This is not your father’s manufacturing plant. For those who might have been exposed to the culture of manufacturing in decades past the Bucher plant, like most industries of its kind these days, is high-tech, sleek and generally much quieter than the factories and shops of yesteryear.
The students were broken up into groups and led on tours of the impressive facility that creates hydraulic products for a number of industries around the globe.
Our tour was led by Plant Manager Scott Pokora who took us to the many work sites either explaining the procedures or enlisting the help of his staff to explain their assigned tasks.
“This place is amazing,” said Jay Wiersema of Fremont HS.
With future plans of going into mechanical engineering he spent much of the tour asking questions of Bucher Production Manager Nick Ragsdel who is, coincidentally, a mechanical engineer.
After the tour there was interaction between students and plant personnel.
“We’re always looking for people,” said Greg Bergman as he spoke to Brandon Goudy of White Cloud and Kyler Korstanje from Holton. “ If you’re willing to work, show up when you’re scheduled and can get along with others there’s good pay and benefits to be had.”
It’s all about workforce development,” said Mark Guzniczak echoing a familiar message that has begun to resonate throughout the educational system.”We need a trained workforce to fill the jobs that are already here and the jobs that will be coming in the very near future.”
This event was co-sponsored by Bucher Hydraulics, Magna Mirrors, Newaygo County Economic Development Office, The Right Place, Michigan Works West Central and the NC RESA Career Tech Center.
Newaygo County Road Commission recognized for safety record and undergoes reorganization
For the seventh year in a row the Newaygo County Road Commission has been recognized for its outstanding safety record. The County Road Association Self Insurance Fund (CRASIF) has awarded the Newaygo County Road Commission for the following efforts: honor roll member since its inception in 2011, best experience modification factor in its payroll class since 2011 and the best experience modification factor among all Michigan Road Commission members for 4 out of 7 years.
“Low injury rates just don’t happen in our business,” said Jim deSpelder, Administrator of the County Road Association Self-Insurance Fund.
The Fund provides safety training and workers compensation coverage for road commissions.
“Our business is working on the roads,” added deSpelder “Working on the roads is physically demanding and puts our workers at risk of being injured by passing vehicles. Road commissions that have lower than average injury rates qualify to be on our Honor Roll and they should be applauded for their achievement.”

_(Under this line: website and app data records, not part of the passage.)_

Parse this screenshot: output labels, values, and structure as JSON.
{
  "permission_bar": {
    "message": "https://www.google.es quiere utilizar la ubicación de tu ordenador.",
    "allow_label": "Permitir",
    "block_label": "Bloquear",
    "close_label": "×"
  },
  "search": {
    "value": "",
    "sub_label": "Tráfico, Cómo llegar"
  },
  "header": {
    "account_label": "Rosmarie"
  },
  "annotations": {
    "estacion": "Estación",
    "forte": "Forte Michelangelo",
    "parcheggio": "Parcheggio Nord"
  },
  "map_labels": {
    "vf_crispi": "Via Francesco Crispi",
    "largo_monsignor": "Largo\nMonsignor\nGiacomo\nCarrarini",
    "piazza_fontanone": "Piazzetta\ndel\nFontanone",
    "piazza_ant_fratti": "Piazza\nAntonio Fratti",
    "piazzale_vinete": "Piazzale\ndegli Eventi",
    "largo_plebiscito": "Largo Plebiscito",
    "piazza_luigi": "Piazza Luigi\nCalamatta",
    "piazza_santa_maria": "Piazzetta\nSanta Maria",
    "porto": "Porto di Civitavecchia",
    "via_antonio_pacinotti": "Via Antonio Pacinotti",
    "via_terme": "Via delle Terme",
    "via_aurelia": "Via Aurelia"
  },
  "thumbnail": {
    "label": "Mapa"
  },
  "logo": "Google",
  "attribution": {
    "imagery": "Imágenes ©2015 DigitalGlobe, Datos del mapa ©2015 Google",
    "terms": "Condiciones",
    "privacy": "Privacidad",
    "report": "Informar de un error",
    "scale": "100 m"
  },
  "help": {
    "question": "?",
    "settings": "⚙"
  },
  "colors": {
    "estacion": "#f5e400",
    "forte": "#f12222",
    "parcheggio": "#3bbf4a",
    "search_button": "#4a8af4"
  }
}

Along with their safety efforts the Road Commission has recently experienced staff reorganization in a continuing effort to provide prompt, reliable service for the residents and visitors of Newaygo County.
“To be clear, we have not added to the number of staff, we revamped job assignments,” said Road Commission Manager Kelly Smith. “Our goal is to evolve with our customer’s needs, and this is a piece of the puzzle that we feel required an adjustment”
As part of the reorganization, Derek Wawsczyk, who has been with the road commission since 2007, was appointed to Assistant Manager. One of his many assignments is inspecting job sites to ensure employees are working as safe as possible and are protected from potential hazards.
“We are proud of our safety record and we want to continue our efforts by being proactive and placing more eyes in the field as well as provide great customer service to residents,” added Smith. “A large part of our business is construction and as we continue to obtain more projects, we need to make sure we are as safe as possible on each and every job site.”
Since 2011, the Road Commission has received $965,617 from safety related refunds. The Road Commission has always put this money back into roads and will continue to work with other entities to make Newaygo County a great place to live and visit.